Research Article | Open Access
R.F. Follett, J.L. Hatfield, "Nitrogen in the Environment: Sources, Problems, and Management", The Scientific World Journal, vol. 1, Article ID 640372, 7 pages, 2001. https://doi.org/10.1100/tsw.2001.269
Nitrogen in the Environment: Sources, Problems, and Management

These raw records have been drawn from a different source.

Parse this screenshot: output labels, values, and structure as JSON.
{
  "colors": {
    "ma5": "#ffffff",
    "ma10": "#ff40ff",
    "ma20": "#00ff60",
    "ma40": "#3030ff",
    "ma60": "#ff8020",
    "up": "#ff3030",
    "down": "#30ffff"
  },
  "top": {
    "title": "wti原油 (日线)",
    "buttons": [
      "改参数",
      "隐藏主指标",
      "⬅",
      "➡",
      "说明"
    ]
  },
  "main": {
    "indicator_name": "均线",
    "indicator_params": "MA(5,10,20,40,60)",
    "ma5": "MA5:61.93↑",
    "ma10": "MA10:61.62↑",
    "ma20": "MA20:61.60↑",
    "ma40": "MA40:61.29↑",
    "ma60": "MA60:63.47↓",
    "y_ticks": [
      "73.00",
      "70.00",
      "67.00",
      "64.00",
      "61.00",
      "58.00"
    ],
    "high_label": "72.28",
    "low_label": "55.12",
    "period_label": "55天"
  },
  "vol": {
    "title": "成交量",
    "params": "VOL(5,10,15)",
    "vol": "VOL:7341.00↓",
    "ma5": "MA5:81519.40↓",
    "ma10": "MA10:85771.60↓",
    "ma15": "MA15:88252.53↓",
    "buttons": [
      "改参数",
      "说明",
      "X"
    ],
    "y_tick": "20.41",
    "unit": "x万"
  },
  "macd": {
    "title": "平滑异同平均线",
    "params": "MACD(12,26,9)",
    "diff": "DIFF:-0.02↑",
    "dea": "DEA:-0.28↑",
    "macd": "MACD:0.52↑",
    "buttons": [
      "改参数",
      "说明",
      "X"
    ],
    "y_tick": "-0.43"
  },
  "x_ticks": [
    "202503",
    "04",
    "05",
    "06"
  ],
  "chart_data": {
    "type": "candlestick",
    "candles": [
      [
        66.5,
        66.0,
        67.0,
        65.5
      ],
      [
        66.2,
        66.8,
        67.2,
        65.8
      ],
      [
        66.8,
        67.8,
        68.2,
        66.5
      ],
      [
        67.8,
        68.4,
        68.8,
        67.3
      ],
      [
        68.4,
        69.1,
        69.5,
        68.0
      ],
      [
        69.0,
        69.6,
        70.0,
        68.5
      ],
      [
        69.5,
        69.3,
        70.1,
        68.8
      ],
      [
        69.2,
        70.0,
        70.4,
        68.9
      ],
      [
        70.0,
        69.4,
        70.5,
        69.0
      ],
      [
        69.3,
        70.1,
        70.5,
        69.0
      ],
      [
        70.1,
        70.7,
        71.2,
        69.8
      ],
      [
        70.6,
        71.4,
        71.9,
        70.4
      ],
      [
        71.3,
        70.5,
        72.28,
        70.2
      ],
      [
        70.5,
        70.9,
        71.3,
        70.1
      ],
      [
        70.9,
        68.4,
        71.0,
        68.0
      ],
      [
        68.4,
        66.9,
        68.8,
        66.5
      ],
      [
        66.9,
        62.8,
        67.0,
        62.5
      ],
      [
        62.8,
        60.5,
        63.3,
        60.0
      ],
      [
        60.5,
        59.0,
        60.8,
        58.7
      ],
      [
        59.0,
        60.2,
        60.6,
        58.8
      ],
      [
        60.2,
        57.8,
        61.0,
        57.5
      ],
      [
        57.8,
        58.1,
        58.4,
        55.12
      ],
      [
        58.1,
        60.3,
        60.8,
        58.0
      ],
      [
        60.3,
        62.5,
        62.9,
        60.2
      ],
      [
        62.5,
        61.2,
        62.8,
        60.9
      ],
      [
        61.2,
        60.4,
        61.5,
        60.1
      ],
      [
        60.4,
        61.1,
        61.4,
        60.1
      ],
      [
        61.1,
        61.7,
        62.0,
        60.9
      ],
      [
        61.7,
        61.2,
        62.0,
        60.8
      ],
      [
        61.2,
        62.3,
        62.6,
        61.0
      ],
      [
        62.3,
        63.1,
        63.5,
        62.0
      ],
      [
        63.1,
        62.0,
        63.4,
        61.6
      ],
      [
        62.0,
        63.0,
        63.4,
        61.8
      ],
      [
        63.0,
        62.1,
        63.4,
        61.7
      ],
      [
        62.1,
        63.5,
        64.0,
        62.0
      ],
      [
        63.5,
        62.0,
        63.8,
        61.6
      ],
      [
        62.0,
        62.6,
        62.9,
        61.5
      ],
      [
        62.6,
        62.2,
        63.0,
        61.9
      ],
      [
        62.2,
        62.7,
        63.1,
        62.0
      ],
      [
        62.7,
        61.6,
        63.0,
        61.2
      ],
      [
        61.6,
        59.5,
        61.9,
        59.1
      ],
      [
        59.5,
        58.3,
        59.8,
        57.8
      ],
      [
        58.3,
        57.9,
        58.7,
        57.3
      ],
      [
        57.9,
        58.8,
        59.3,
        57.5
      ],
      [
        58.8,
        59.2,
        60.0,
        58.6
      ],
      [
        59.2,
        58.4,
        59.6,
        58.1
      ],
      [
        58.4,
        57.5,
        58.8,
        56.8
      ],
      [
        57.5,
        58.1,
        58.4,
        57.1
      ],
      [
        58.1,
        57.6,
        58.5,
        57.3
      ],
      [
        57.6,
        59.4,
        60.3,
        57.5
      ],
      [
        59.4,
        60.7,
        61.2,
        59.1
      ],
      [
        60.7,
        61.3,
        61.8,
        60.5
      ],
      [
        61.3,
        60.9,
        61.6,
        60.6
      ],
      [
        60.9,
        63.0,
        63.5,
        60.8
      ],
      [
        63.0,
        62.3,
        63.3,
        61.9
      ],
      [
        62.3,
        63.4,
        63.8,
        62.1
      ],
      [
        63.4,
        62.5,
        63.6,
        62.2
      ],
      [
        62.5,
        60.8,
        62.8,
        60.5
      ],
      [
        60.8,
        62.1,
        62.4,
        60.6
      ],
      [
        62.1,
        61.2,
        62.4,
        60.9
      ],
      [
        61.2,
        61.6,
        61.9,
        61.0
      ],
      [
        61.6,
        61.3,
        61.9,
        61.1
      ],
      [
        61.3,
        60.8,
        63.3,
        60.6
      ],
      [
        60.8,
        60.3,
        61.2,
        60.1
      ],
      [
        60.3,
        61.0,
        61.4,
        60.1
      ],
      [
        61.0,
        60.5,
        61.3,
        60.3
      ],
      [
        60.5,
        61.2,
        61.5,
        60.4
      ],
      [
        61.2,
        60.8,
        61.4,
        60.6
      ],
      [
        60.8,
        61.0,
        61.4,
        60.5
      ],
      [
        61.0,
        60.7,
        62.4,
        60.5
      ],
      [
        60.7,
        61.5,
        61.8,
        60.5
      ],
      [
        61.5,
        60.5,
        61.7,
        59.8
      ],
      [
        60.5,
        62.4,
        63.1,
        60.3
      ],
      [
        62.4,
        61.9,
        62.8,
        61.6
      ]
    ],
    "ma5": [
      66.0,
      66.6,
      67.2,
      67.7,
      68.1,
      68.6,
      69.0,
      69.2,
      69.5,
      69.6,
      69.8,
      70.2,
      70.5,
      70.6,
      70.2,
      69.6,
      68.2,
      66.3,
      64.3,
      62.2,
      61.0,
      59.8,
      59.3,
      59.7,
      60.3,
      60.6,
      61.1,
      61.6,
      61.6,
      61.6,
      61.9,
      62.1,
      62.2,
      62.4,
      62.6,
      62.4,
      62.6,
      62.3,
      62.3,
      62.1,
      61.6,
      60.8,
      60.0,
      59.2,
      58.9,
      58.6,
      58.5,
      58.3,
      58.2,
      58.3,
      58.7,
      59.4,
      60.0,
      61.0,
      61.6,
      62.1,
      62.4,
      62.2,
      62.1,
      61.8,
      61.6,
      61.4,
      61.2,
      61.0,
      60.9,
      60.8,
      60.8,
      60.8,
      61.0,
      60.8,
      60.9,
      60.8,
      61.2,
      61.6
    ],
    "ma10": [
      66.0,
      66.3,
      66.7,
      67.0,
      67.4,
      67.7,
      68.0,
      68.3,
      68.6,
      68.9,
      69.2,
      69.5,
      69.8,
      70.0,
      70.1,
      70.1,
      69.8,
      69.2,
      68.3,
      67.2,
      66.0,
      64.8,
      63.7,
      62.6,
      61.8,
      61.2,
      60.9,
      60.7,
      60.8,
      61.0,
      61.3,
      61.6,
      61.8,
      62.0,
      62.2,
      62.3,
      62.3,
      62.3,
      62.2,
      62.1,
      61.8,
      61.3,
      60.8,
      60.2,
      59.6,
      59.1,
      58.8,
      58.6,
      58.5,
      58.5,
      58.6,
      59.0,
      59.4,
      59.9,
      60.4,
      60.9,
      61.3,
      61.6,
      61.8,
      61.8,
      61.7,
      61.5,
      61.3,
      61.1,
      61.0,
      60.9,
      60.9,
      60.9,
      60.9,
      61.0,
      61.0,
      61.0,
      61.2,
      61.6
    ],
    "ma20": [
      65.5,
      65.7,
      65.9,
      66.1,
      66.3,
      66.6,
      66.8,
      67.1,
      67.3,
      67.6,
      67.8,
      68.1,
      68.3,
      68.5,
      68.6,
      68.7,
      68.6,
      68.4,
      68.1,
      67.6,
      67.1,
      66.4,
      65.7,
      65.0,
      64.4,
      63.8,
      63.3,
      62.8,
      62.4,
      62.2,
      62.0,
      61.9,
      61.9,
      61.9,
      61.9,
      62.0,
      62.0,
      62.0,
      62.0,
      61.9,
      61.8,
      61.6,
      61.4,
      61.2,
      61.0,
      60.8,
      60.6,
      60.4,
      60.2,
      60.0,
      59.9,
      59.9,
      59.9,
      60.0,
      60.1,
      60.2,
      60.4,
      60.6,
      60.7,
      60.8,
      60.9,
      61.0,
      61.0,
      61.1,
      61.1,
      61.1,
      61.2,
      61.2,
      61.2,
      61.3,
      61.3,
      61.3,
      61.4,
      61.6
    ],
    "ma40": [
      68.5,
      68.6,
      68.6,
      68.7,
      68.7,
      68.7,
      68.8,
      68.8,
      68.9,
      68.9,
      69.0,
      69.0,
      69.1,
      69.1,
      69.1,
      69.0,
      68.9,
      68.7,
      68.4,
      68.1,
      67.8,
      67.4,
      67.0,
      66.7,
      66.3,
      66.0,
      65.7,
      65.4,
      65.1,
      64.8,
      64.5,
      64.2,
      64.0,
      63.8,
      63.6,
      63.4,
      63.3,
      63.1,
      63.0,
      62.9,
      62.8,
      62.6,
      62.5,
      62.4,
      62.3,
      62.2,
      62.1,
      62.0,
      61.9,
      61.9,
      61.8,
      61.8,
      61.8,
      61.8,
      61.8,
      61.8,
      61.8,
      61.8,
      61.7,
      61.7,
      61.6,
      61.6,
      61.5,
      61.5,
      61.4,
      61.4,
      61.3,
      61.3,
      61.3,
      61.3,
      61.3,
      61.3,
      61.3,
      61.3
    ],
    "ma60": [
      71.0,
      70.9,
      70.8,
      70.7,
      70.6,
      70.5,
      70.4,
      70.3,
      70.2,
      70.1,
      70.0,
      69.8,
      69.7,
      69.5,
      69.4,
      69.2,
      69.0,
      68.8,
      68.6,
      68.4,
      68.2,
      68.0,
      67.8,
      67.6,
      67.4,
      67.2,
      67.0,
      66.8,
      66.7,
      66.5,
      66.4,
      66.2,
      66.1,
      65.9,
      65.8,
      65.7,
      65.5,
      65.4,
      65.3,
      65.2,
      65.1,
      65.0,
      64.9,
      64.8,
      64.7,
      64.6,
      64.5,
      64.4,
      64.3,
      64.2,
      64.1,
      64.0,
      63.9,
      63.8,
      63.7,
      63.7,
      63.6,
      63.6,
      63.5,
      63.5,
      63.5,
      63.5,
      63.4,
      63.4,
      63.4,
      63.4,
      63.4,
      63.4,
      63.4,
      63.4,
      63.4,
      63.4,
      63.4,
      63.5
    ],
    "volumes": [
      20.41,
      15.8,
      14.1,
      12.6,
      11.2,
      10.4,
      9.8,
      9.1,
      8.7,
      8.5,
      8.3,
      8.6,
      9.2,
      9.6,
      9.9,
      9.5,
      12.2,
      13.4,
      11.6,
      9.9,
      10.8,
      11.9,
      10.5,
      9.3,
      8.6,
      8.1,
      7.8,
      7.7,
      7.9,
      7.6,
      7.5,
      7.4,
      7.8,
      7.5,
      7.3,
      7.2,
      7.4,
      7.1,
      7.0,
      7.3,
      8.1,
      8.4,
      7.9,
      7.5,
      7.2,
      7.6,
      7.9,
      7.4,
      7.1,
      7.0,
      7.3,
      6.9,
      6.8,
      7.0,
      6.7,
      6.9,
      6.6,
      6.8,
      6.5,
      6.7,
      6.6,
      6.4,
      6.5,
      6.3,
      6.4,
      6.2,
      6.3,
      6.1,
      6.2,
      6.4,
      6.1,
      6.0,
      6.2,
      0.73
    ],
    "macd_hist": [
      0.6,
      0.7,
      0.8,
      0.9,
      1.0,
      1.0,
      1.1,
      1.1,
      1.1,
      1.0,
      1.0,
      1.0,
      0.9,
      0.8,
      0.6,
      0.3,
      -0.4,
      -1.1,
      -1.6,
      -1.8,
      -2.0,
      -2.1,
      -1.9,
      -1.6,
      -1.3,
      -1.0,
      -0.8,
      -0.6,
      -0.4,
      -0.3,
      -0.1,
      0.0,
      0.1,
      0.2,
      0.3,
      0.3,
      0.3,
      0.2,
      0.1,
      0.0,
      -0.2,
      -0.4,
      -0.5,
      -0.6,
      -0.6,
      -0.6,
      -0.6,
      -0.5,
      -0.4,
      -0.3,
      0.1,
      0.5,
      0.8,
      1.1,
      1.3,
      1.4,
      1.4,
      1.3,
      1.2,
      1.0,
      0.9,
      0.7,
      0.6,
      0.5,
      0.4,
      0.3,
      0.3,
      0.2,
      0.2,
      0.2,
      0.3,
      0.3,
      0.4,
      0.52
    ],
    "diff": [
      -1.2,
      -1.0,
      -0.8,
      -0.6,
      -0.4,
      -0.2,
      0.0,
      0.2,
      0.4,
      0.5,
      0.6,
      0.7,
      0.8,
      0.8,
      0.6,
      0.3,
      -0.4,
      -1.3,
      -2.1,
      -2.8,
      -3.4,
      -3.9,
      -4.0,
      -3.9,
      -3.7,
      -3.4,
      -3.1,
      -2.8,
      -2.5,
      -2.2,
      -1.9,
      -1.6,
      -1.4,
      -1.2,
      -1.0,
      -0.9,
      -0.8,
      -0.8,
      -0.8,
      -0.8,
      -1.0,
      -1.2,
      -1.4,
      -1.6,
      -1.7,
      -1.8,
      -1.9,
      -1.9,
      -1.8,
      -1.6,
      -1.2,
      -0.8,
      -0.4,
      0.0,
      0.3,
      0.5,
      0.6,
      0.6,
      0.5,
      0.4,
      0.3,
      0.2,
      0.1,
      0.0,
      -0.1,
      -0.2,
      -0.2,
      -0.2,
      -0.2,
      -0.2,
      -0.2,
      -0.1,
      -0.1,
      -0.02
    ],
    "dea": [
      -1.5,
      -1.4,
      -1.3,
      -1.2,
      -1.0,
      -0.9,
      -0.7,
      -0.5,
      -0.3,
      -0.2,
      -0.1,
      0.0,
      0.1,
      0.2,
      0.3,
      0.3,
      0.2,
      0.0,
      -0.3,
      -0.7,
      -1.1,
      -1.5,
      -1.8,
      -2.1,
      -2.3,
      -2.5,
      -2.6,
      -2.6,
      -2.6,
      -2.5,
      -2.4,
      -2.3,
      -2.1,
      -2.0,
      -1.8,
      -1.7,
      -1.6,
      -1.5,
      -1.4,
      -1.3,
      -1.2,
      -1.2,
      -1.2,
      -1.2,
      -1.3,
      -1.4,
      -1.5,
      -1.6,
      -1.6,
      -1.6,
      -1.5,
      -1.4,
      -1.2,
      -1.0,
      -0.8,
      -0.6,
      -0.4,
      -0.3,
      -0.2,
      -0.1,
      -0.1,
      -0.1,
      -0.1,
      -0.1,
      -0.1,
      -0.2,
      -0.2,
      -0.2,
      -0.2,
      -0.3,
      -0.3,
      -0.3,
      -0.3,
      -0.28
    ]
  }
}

Nitrogen (N) is applied worldwide to produce food. It is in the atmosphere, soil, and water and is essential to all life. N for agriculture includes fertilizer, biologically fixed, manure, recycled crop residue, and soil-mineralized N. Presently, fertilizer N is a major source of N, and animal manure N is inefficiently used. Potential environmental impacts of N excreted by humans are increasing rapidly with increasing world populations. Where needed, N must be efficiently used because N can be transported immense distances and transformed into soluble and/or gaseous forms that pollute water resources and cause greenhouse effects. Unfortunately, increased amounts of gaseous N enter the environment as N2O to cause greenhouse warming and as NH3 to shift ecological balances of natural ecosystems. Large amounts of N are displaced with eroding sediments in surface waters. Soluble N in runoff or leachate water enters streams, rivers, and groundwater. High-nitrate drinking water can cause methemoglobinemia, while nitrosamines are associated with various human cancers. We describe the benefits, but also how N in the wrong form or place results in harmful effects on humans and animals, as well as to ecological and environmental systems.